What metrics do you use to determine if a campaign is successful?
The goals are different for every campaign. Every label says, ‘Hey, we want this to go viral. We want this amount of likes or comments.’ A lot of rappers don’t care about the number of impressions, they care about which pages share their content. Brands like Raising Cane’s are very KPI [key performance indicators], very metric-driven, so impressions are big for them.
We have buying power. Let’s say an artist calls you at Thursday night at 12:01 and says, ‘Hey I want to be on these pages in the next five minutes,’ we have the ability to pull that off because we buy so much. We hear from labels that we are the only partner that can pull something like that off. It’s not like that’s unique that we do that, but what is unique is the time and speed we can get stuff live and that’s a competitive advantage.
What is the general price for a campaign?
There’s not a set price, but most of our campaigns are in the range of $20,000 to $50,000. We take on smaller campaigns at times, but it depends on the project and artist, the requirements, and if we are in it from the beginning and can really tell the story.
When there is a song or dance that would work well for TikTok, what is that process?
We have over 5,000 creators in our network, so we can send a song to our creators. If we’re talking TikTok, we can say, ‘Here’s the dance, here’s the general creative here. We’d love your take on it.’ And it’s always iterative. We put the dances out there, and if one of the dances goes viral, that kind of morphs the campaign. Based on UGC [user-generated content], this is now the viral clip we should run with.
Who are some of the top creators in your network?
DRUSKI, Lele Pons, The D’Amelio Family, Noah Beck, Just Maiko and Michael Le are a few.

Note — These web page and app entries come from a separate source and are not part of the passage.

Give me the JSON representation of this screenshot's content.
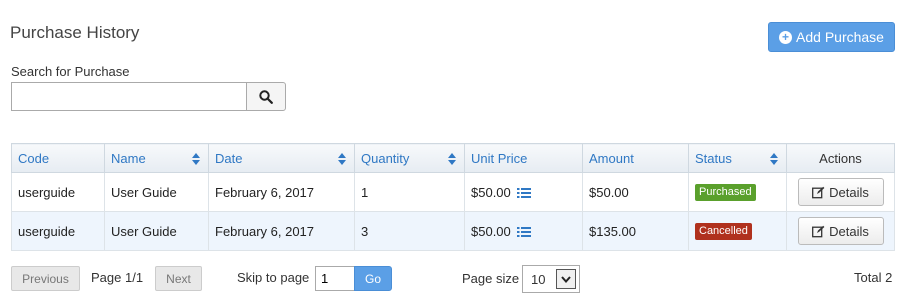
{
  "page": {
    "title": "Purchase History"
  },
  "toolbar": {
    "add_label": "Add Purchase"
  },
  "search": {
    "label": "Search for Purchase",
    "value": "",
    "placeholder": ""
  },
  "table": {
    "columns": [
      "Code",
      "Name",
      "Date",
      "Quantity",
      "Unit Price",
      "Amount",
      "Status",
      "Actions"
    ],
    "rows": [
      {
        "code": "userguide",
        "name": "User Guide",
        "date": "February 6, 2017",
        "quantity": "1",
        "unit_price": "$50.00",
        "amount": "$50.00",
        "status": "Purchased",
        "action": "Details"
      },
      {
        "code": "userguide",
        "name": "User Guide",
        "date": "February 6, 2017",
        "quantity": "3",
        "unit_price": "$50.00",
        "amount": "$135.00",
        "status": "Cancelled",
        "action": "Details"
      }
    ]
  },
  "pager": {
    "previous": "Previous",
    "page_info": "Page 1/1",
    "next": "Next",
    "skip_label": "Skip to page",
    "skip_value": "1",
    "go": "Go",
    "page_size_label": "Page size",
    "page_size": "10",
    "total": "Total 2"
  },
  "colors": {
    "accent": "#5b9fe6",
    "header_text": "#2f78c4",
    "purchased": "#5aa02c",
    "cancelled": "#b0311e",
    "alt_row": "#eef5fd"
  }
}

How do you determine when to begin working with a new creator?
As new, exciting creators come online and we see stuff working. That’s the beauty of social media—whoever was hot last week is going to be different than who’s hot next week. It’s just staying on the pulse of it and being ingrained in culture. Having a very diverse company helps with that as well and we can look across the gambit and see a cool new creator in one subculture of the world. There are so many pockets of subcultures that just take off and we can’t plan that.
What subcultures are growing right now?

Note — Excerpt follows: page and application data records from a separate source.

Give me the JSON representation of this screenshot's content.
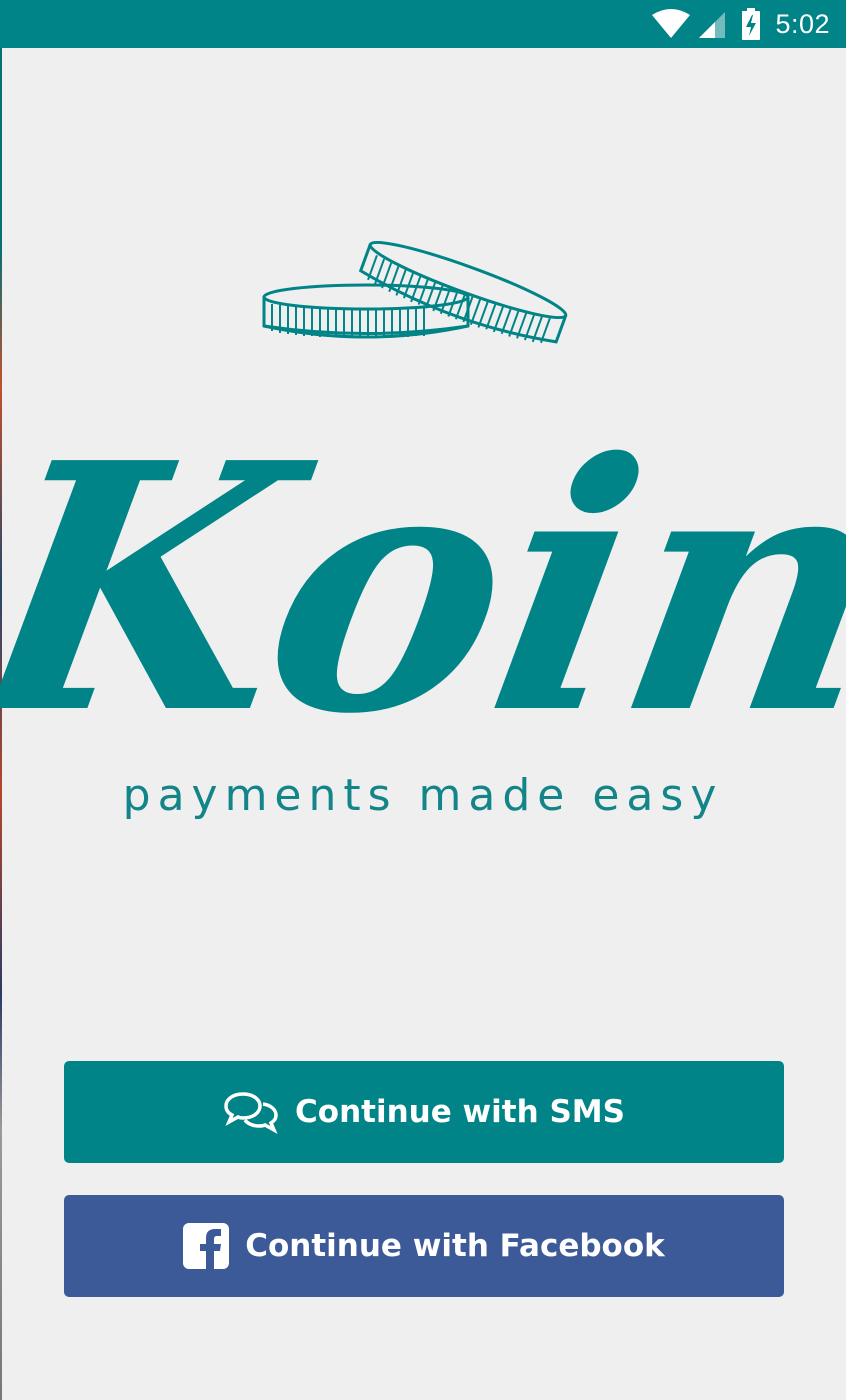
{
  "status_bar": {
    "time": "5:02",
    "icons": [
      "wifi-icon",
      "signal-icon",
      "battery-charging-icon"
    ],
    "color": "#008487"
  },
  "brand": {
    "logo_text": "Koin",
    "tagline": "payments made easy",
    "color": "#008487"
  },
  "buttons": {
    "sms": {
      "label": "Continue with SMS",
      "icon": "chat-bubbles-icon",
      "color": "#008487"
    },
    "facebook": {
      "label": "Continue with Facebook",
      "icon": "facebook-icon",
      "color": "#3d5a98"
    }
  }
}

It’s really location and age, just going into areas where there’s an affinity for certain kinds of music, like what you are seeing happening with New York drill music and Ice Spice. Pop Smoke had it and then it went to Ice Spice and she’s got the torch now. It’s just seeing culture in real time and being able to move with the speed of culture. One thing I have seen in country, which is different than most other markets, is the live piece. People care a bit more about the live show than in other genres. And the brand piece, as country artists are usually very brand safe. If you are a country artist, you can get a brand endorsement deal faster than if you are in another market.
In the digital marketing space, what is the biggest misconception you see?
Some people think you just get on a playlist like [Spotify’s] New Music Friday, and you’re good to go. There are 60,000 songs a day that come out on DSPs. There are so many playlists out there, so it’s a holistic campaign. And in a world where people are going to concerts and events again, there is a real live element to doing that.